Records from a dataset
○ ○ ○

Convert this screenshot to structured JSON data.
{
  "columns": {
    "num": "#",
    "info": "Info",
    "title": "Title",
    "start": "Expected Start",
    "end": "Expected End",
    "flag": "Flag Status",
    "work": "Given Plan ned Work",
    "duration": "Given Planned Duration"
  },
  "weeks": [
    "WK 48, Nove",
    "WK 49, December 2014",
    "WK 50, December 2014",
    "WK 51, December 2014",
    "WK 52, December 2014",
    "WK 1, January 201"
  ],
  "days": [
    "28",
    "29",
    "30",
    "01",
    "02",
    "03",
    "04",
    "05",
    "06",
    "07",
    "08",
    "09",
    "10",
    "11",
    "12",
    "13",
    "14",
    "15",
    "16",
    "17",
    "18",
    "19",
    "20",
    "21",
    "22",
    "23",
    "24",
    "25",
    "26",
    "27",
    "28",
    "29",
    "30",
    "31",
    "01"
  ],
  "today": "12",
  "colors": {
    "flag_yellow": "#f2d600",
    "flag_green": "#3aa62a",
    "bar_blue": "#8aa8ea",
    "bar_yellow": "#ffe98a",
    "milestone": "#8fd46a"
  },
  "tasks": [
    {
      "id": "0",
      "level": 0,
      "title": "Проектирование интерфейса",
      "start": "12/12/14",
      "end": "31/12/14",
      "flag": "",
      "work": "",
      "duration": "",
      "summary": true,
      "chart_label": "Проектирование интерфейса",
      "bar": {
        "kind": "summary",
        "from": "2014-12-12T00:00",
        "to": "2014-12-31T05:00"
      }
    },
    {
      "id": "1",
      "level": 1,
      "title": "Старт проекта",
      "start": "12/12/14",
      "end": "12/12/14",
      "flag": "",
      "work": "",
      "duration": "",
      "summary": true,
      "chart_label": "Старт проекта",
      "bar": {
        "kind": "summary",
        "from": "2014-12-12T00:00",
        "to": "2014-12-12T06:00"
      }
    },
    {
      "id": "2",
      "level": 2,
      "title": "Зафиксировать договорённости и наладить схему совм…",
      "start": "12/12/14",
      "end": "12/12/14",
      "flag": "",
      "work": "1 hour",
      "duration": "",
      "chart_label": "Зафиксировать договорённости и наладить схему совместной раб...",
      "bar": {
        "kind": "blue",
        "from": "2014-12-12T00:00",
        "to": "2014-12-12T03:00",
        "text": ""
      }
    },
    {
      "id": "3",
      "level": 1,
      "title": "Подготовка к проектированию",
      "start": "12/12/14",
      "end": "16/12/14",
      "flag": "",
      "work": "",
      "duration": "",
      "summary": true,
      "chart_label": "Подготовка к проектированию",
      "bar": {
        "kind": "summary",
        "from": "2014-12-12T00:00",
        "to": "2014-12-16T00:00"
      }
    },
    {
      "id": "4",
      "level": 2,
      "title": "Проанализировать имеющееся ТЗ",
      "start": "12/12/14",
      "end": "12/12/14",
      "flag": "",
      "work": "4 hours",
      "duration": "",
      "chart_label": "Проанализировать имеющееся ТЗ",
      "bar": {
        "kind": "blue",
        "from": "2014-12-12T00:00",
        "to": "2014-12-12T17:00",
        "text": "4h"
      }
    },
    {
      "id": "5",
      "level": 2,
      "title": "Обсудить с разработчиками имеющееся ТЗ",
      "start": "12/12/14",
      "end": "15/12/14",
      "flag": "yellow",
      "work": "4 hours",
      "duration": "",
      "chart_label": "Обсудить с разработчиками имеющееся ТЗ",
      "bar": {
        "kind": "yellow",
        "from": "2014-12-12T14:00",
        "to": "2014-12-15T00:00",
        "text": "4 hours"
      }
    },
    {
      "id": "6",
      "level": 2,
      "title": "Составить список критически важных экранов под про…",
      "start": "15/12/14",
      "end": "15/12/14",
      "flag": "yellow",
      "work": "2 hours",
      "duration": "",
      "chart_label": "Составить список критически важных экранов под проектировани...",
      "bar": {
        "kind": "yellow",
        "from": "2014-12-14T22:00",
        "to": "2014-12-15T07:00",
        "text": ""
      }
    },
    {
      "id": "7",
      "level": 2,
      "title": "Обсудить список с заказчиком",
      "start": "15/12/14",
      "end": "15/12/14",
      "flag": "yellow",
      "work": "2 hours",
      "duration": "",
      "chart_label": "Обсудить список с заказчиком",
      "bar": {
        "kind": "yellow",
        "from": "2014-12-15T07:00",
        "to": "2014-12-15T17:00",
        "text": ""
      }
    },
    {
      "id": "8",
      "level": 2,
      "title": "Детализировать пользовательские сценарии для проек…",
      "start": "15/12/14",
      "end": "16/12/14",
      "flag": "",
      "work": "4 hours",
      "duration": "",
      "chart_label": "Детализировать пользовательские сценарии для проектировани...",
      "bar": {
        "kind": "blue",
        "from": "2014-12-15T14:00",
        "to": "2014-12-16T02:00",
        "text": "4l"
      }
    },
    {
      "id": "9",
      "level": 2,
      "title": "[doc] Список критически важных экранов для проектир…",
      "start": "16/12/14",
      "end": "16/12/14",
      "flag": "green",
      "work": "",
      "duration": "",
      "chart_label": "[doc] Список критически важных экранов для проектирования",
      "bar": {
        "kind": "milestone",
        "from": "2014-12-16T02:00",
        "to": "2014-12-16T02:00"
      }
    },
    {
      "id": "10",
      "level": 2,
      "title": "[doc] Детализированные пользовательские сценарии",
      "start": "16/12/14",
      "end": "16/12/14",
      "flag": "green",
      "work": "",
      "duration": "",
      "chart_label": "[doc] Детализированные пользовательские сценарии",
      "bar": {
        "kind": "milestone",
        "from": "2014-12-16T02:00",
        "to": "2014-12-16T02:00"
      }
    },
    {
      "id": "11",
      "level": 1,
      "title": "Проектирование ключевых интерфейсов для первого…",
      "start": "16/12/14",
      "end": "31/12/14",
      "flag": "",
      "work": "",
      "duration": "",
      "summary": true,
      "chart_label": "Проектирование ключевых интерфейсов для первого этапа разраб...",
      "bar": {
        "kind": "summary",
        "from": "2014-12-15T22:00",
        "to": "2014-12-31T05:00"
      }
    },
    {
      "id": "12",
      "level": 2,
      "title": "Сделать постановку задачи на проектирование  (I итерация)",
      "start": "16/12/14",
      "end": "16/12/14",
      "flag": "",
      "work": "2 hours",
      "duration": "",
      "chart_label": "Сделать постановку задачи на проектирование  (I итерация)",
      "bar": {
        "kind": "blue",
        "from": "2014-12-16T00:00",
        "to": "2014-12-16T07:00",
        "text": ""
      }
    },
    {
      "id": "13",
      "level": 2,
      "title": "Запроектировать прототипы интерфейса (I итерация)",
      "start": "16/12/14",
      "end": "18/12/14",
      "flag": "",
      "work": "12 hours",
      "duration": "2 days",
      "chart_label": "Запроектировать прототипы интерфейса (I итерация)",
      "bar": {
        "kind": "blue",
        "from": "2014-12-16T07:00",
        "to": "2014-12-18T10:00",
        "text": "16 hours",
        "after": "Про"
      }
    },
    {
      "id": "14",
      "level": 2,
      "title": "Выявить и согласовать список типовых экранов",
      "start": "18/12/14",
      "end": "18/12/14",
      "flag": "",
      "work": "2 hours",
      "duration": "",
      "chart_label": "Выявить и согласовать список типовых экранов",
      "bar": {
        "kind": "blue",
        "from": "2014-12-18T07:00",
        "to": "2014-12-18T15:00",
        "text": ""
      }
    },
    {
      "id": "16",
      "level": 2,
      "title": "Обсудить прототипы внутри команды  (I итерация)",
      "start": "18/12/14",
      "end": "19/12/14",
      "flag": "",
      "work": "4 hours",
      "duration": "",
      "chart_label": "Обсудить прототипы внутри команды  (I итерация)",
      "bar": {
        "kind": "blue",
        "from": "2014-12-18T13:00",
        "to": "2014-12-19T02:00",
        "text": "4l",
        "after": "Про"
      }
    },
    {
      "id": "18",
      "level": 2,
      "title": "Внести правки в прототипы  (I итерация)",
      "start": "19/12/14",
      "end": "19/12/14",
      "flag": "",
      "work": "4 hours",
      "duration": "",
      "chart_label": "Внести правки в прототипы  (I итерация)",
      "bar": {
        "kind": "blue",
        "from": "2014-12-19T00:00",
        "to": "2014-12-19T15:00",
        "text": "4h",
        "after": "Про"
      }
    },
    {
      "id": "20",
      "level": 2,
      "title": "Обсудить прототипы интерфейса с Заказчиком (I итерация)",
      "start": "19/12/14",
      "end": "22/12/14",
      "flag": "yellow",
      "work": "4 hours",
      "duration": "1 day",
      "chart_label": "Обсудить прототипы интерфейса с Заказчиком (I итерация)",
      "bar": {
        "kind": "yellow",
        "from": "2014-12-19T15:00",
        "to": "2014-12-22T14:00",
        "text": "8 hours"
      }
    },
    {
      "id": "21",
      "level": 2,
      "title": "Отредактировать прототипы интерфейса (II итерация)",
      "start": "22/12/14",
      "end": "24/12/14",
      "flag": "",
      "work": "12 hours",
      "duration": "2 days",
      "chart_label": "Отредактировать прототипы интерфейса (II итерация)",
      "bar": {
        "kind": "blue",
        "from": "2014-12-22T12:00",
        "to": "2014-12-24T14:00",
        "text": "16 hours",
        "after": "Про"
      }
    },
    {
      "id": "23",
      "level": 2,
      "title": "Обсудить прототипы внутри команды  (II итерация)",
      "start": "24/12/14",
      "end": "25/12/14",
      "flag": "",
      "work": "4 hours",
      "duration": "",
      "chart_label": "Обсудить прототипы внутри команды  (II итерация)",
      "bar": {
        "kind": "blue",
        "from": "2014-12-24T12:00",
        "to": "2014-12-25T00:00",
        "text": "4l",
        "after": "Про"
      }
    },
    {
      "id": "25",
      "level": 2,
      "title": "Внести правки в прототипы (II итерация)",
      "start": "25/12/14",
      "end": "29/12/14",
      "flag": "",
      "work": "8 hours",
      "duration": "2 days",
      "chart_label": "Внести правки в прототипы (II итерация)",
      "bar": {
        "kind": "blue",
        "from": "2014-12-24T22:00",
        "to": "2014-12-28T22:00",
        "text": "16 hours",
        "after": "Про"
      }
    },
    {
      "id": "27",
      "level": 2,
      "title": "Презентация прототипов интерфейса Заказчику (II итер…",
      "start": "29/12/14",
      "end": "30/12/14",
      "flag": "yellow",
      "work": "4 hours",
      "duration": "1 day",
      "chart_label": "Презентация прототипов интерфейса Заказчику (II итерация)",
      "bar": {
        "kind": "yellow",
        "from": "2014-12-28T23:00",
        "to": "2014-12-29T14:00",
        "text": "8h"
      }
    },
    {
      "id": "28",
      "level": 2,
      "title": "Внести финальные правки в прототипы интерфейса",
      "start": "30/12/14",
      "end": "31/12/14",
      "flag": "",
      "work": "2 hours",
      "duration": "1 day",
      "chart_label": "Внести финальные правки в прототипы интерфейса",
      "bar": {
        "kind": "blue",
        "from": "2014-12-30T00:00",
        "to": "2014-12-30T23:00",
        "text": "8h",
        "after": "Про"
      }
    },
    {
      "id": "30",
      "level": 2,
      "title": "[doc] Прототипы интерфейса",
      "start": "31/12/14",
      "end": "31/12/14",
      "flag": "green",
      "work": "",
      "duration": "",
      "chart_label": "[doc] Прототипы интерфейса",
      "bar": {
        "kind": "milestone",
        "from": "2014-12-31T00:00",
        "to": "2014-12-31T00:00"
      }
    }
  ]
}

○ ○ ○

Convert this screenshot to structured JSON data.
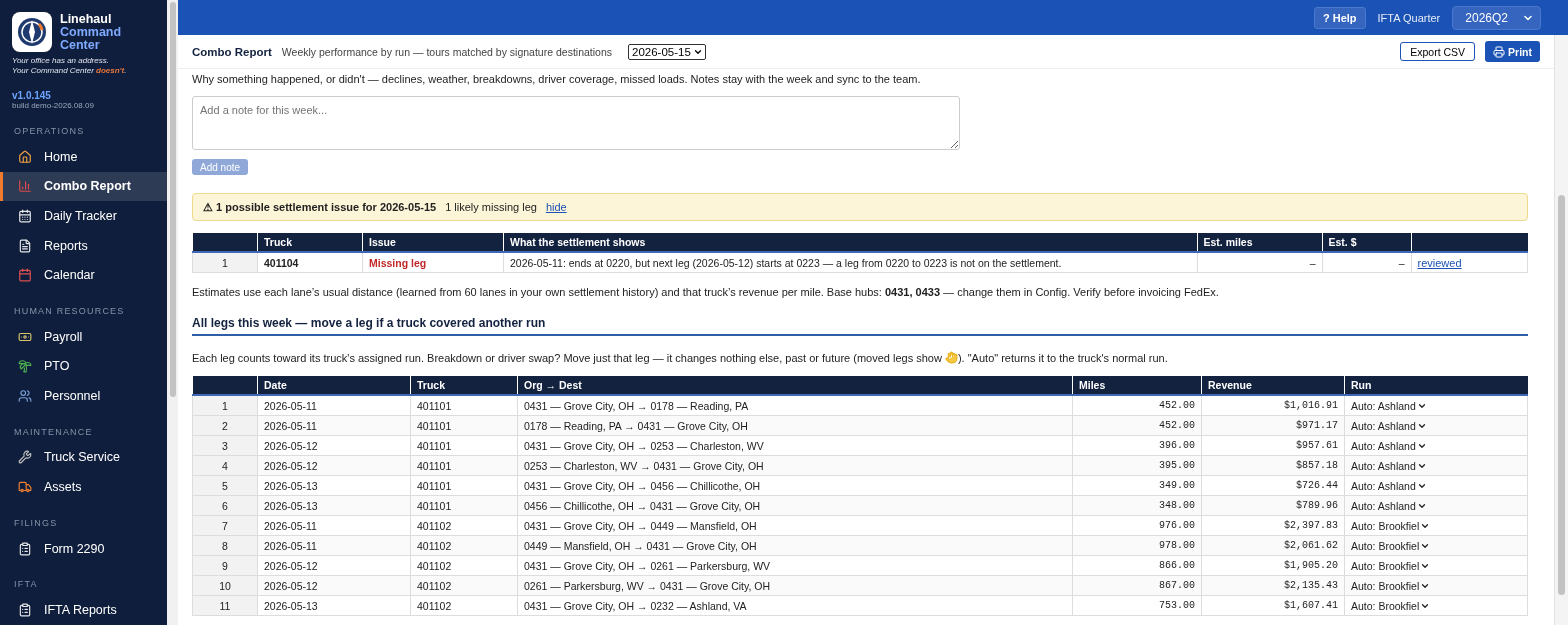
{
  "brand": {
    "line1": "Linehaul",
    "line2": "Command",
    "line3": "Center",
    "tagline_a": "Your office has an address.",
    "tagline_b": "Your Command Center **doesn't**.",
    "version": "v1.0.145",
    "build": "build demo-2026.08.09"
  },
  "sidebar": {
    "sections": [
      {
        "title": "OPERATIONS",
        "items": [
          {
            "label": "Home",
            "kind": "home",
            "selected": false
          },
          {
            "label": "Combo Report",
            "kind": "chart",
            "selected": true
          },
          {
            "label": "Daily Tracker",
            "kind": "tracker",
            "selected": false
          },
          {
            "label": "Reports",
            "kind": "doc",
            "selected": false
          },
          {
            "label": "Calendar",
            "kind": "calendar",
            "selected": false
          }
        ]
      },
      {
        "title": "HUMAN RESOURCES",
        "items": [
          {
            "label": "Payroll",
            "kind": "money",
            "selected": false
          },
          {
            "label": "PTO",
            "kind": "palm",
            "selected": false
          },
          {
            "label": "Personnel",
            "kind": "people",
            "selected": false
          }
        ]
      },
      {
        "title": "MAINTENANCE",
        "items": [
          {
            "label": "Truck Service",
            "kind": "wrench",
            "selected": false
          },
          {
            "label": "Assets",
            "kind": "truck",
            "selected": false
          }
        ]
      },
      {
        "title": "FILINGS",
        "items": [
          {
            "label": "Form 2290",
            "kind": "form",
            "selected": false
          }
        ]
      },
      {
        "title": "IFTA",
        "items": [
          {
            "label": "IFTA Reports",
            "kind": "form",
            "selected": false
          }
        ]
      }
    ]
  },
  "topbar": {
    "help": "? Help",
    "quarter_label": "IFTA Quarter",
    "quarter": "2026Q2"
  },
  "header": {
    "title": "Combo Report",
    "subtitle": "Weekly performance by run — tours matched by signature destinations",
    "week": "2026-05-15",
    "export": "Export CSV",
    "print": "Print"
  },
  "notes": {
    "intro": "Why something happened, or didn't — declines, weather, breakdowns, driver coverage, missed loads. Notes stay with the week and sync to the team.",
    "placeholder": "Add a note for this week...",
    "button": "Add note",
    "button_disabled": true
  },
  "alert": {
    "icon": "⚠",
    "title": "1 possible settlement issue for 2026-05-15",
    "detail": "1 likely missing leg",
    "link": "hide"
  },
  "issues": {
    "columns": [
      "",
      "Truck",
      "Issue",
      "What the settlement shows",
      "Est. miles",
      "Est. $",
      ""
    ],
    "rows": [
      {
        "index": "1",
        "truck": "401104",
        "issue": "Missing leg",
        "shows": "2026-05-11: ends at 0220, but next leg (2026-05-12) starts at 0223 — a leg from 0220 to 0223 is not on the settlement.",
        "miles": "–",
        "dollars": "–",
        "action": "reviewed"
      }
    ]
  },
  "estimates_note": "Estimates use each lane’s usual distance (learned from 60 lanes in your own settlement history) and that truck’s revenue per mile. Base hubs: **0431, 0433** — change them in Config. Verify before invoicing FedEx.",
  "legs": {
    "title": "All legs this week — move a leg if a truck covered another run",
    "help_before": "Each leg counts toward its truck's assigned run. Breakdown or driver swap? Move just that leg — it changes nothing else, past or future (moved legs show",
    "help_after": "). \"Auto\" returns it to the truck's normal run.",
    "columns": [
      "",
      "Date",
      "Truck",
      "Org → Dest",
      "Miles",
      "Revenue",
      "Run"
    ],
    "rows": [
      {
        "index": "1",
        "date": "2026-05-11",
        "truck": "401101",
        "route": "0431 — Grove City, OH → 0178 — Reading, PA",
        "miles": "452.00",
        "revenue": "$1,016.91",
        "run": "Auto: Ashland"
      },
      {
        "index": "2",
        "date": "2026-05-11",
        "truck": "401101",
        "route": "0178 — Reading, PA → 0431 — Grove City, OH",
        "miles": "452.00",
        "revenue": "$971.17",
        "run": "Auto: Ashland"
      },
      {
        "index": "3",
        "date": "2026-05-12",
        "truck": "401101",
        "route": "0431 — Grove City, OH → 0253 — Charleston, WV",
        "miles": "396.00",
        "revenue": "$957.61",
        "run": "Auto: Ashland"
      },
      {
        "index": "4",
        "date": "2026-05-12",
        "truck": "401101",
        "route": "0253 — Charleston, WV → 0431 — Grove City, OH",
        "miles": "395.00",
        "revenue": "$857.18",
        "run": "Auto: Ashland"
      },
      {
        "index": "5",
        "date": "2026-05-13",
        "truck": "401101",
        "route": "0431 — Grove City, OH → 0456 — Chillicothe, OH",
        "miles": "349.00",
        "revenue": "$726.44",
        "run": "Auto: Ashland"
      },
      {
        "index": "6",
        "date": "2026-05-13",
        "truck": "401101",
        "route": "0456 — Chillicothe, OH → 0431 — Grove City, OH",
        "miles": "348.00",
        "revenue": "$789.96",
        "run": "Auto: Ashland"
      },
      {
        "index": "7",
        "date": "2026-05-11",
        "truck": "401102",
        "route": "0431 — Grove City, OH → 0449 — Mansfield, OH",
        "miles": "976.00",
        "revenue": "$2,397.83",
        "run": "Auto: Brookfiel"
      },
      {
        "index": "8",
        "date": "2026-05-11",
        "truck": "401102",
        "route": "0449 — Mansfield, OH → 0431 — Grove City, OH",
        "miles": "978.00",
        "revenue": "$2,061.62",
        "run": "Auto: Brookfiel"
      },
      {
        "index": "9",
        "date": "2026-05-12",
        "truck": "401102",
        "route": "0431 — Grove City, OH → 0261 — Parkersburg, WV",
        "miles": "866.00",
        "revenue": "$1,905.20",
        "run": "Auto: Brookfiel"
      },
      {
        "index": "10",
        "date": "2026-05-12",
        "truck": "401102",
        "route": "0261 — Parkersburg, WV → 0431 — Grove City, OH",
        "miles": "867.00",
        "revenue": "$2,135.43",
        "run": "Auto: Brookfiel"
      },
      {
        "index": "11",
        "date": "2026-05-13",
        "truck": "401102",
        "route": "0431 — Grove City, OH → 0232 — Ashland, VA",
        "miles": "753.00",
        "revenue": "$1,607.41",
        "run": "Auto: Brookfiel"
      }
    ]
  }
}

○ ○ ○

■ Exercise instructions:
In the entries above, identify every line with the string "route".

■ Solution to the problem:
        "route": "0431 — Grove City, OH → 0178 — Reading, PA",
        "route": "0178 — Reading, PA → 0431 — Grove City, OH",
        "route": "0431 — Grove City, OH → 0253 — Charleston, WV",
        "route": "0253 — Charleston, WV → 0431 — Grove City, OH",
        "route": "0431 — Grove City, OH → 0456 — Chillicothe, OH",
        "route": "0456 — Chillicothe, OH → 0431 — Grove City, OH",
        "route": "0431 — Grove City, OH → 0449 — Mansfield, OH",
        "route": "0449 — Mansfield, OH → 0431 — Grove City, OH",
        "route": "0431 — Grove City, OH → 0261 — Parkersburg, WV",
        "route": "0261 — Parkersburg, WV → 0431 — Grove City, OH",
        "route": "0431 — Grove City, OH → 0232 — Ashland, VA",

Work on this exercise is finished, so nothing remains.